Detour is wonderfully inviting on the nose, with delicate notes of tropical fruit – like a vacation you don’t have to plan or pack for, just enjoy. Once you dive in, there are tropical and floral notes along with a hint of honey and the typical grapefruit intensity present in most IPAs. There is just enough of a malty backbone to give it balance and then it all fades to a subtle, pleasant bitterness. To be honest, I love Detour. If I won the lottery and could just walk the earth, Caine from Kung Fu style, slapping Bud Lights out of people’s hands and replacing it with a Detour, I would.
All Day IPA comes across instantly more assertive, both on the nose with richer, malty notes to go with the piney and floral scent long associated with IPAs and on the tongue with the balanced but traditionally IPA combination of citrus and malt with a hint of caramel and a nicely bitter finish.
Where the Detour was lighter and more tropical, making it seem a little more unique, the All Day IPA was just that, a traditional American IPA scaled back to eight-tenths so that you could, conceivably, drink it all day long (consult your doctor). Kudos to each of the brewers for creating Session Ales with incredible flavour, aroma and complexity and kudos to us for making it to the summer of the Session Ale and may we never drink a light beer again.
Tuesday, July 22, 2014
I have wanted to make clafoutis for a very long time. It was one of the reasons I started "Tart of the Month". Little did I realize at the time that this French dessert isn't technically a tart at all! It is more like a custard cake. Fresh cherries (or other fruit) are covered in a custardy batter and baked. It can be baked in a pie or tart pan, a casserole dish or even a cast iron pan.

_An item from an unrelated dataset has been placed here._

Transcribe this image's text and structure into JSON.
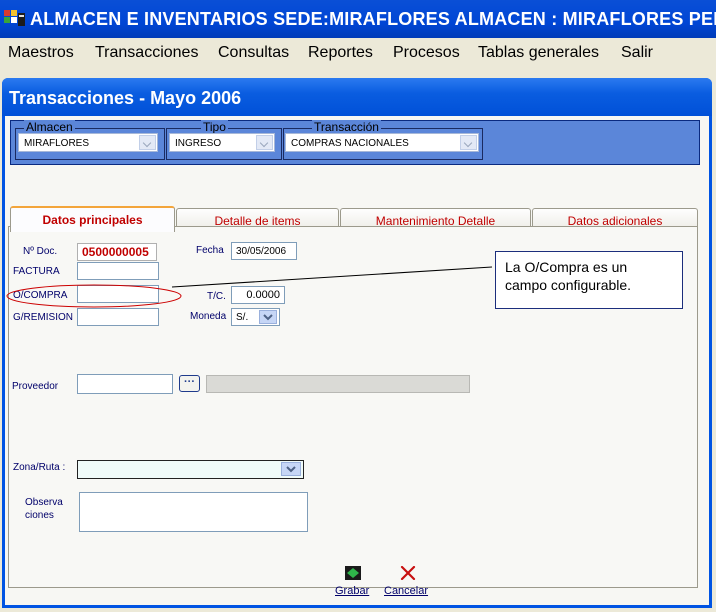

Here's what you need for this delicious treat. The recipe makes enough to serve 6-8.
Thursday, July 17, 2014
Just three ingredients. It looks so simple and it is simple, but it tastes amazing. Cacio e pepe literally means cheese and pepper, so aside from water and salt the only ingredients are pasta, cheese and pepper.
Here's all you need for this amazing, 20 minute meal:
Sunday, July 13, 2014
Agua fresca is spanish for "fresh water". It's usually a combination of fruit, sugar and water blended together to make a refreshing summertime beverage.
This version has watermelon, sugar and lime juice blended with vodka to make a tasty summer cocktail.
Thursday, July 10, 2014
On our road trip to the Southern USA we stopped in Ohio for Skyline Chili. This is a Cincinnati specialty where a sweet and spicy chili is served over spaghetti, topped with shredded cheddar cheese and called a 3-way. Topped with onions and/or beans it's a 4-way or 5-way. We weren't expecting this semi-fast food to be so tasty! So when we got home I decided to try to re-create it.
Here's what you need for this quick & easy dinner:
Saturday, July 5, 2014
Last fall in Las Vegas we bought tickets to a food event at Yellowtail at Bellagio that was all you can eat & drink for an afternoon. Unfortunately, due to having too much fun the night before, we couldn't bear to eat much sushi or oysters. I had a glass of champagne and lots of water and we were thinking of admitting defeat, until the bartender offered to make us a spicy cocktail that might perk us up while we enjoyed the view.
He made a delicious concoction of Bombay Sapphire East gin, strawberry purée, jalapeños and cucumber. It was so refreshing, we felt cured! We had another and felt so good we vowed to track down the gin to make it at home.